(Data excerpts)
*****
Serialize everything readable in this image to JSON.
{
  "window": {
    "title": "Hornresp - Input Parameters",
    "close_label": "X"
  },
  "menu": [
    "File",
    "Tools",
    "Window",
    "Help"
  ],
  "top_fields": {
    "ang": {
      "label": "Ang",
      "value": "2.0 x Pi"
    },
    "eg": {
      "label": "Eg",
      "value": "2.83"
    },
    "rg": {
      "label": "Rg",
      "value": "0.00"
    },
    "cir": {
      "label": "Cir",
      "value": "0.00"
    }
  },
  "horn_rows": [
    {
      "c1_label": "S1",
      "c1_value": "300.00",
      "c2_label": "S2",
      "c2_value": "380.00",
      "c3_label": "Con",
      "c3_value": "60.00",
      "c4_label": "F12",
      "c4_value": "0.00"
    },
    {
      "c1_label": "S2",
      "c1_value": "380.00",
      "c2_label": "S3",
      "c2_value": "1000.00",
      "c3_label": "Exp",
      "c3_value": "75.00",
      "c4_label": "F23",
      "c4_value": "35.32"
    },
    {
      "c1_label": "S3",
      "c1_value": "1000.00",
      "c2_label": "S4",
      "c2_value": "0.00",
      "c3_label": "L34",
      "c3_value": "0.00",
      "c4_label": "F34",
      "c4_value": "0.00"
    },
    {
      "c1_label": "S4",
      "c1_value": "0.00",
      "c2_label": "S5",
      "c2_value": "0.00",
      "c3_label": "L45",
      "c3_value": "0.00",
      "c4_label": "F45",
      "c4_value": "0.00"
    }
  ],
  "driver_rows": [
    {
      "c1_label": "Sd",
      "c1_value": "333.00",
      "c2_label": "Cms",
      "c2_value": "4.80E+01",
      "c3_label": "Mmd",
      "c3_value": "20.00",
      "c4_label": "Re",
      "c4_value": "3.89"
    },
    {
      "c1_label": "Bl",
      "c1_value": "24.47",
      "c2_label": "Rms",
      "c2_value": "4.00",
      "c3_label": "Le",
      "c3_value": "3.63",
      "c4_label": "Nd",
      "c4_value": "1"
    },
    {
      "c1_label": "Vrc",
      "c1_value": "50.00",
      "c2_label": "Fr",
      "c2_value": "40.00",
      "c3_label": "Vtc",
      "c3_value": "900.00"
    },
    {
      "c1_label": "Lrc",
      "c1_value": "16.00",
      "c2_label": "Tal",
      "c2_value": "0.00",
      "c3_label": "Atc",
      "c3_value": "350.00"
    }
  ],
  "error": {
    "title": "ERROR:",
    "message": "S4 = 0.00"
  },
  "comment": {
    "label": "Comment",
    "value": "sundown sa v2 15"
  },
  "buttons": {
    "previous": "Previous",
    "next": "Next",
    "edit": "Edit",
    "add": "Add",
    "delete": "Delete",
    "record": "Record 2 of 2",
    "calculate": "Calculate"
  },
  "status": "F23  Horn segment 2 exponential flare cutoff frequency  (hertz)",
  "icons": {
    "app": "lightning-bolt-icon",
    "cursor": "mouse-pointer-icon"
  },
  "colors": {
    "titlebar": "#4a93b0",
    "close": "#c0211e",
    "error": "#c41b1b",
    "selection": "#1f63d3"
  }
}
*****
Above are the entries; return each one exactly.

__Answer box__
Serialize everything readable in this image to JSON.
{
  "window": {
    "title": "Hornresp - Input Parameters",
    "close_label": "X"
  },
  "menu": [
    "File",
    "Tools",
    "Window",
    "Help"
  ],
  "top_fields": {
    "ang": {
      "label": "Ang",
      "value": "2.0 x Pi"
    },
    "eg": {
      "label": "Eg",
      "value": "2.83"
    },
    "rg": {
      "label": "Rg",
      "value": "0.00"
    },
    "cir": {
      "label": "Cir",
      "value": "0.00"
    }
  },
  "horn_rows": [
    {
      "c1_label": "S1",
      "c1_value": "300.00",
      "c2_label": "S2",
      "c2_value": "380.00",
      "c3_label": "Con",
      "c3_value": "60.00",
      "c4_label": "F12",
      "c4_value": "0.00"
    },
    {
      "c1_label": "S2",
      "c1_value": "380.00",
      "c2_label": "S3",
      "c2_value": "1000.00",
      "c3_label": "Exp",
      "c3_value": "75.00",
      "c4_label": "F23",
      "c4_value": "35.32"
    },
    {
      "c1_label": "S3",
      "c1_value": "1000.00",
      "c2_label": "S4",
      "c2_value": "0.00",
      "c3_label": "L34",
      "c3_value": "0.00",
      "c4_label": "F34",
      "c4_value": "0.00"
    },
    {
      "c1_label": "S4",
      "c1_value": "0.00",
      "c2_label": "S5",
      "c2_value": "0.00",
      "c3_label": "L45",
      "c3_value": "0.00",
      "c4_label": "F45",
      "c4_value": "0.00"
    }
  ],
  "driver_rows": [
    {
      "c1_label": "Sd",
      "c1_value": "333.00",
      "c2_label": "Cms",
      "c2_value": "4.80E+01",
      "c3_label": "Mmd",
      "c3_value": "20.00",
      "c4_label": "Re",
      "c4_value": "3.89"
    },
    {
      "c1_label": "Bl",
      "c1_value": "24.47",
      "c2_label": "Rms",
      "c2_value": "4.00",
      "c3_label": "Le",
      "c3_value": "3.63",
      "c4_label": "Nd",
      "c4_value": "1"
    },
    {
      "c1_label": "Vrc",
      "c1_value": "50.00",
      "c2_label": "Fr",
      "c2_value": "40.00",
      "c3_label": "Vtc",
      "c3_value": "900.00"
    },
    {
      "c1_label": "Lrc",
      "c1_value": "16.00",
      "c2_label": "Tal",
      "c2_value": "0.00",
      "c3_label": "Atc",
      "c3_value": "350.00"
    }
  ],
  "error": {
    "title": "ERROR:",
    "message": "S4 = 0.00"
  },
  "comment": {
    "label": "Comment",
    "value": "sundown sa v2 15"
  },
  "buttons": {
    "previous": "Previous",
    "next": "Next",
    "edit": "Edit",
    "add": "Add",
    "delete": "Delete",
    "record": "Record 2 of 2",
    "calculate": "Calculate"
  },
  "status": "F23  Horn segment 2 exponential flare cutoff frequency  (hertz)",
  "icons": {
    "app": "lightning-bolt-icon",
    "cursor": "mouse-pointer-icon"
  },
  "colors": {
    "titlebar": "#4a93b0",
    "close": "#c0211e",
    "error": "#c41b1b",
    "selection": "#1f63d3"
  }
}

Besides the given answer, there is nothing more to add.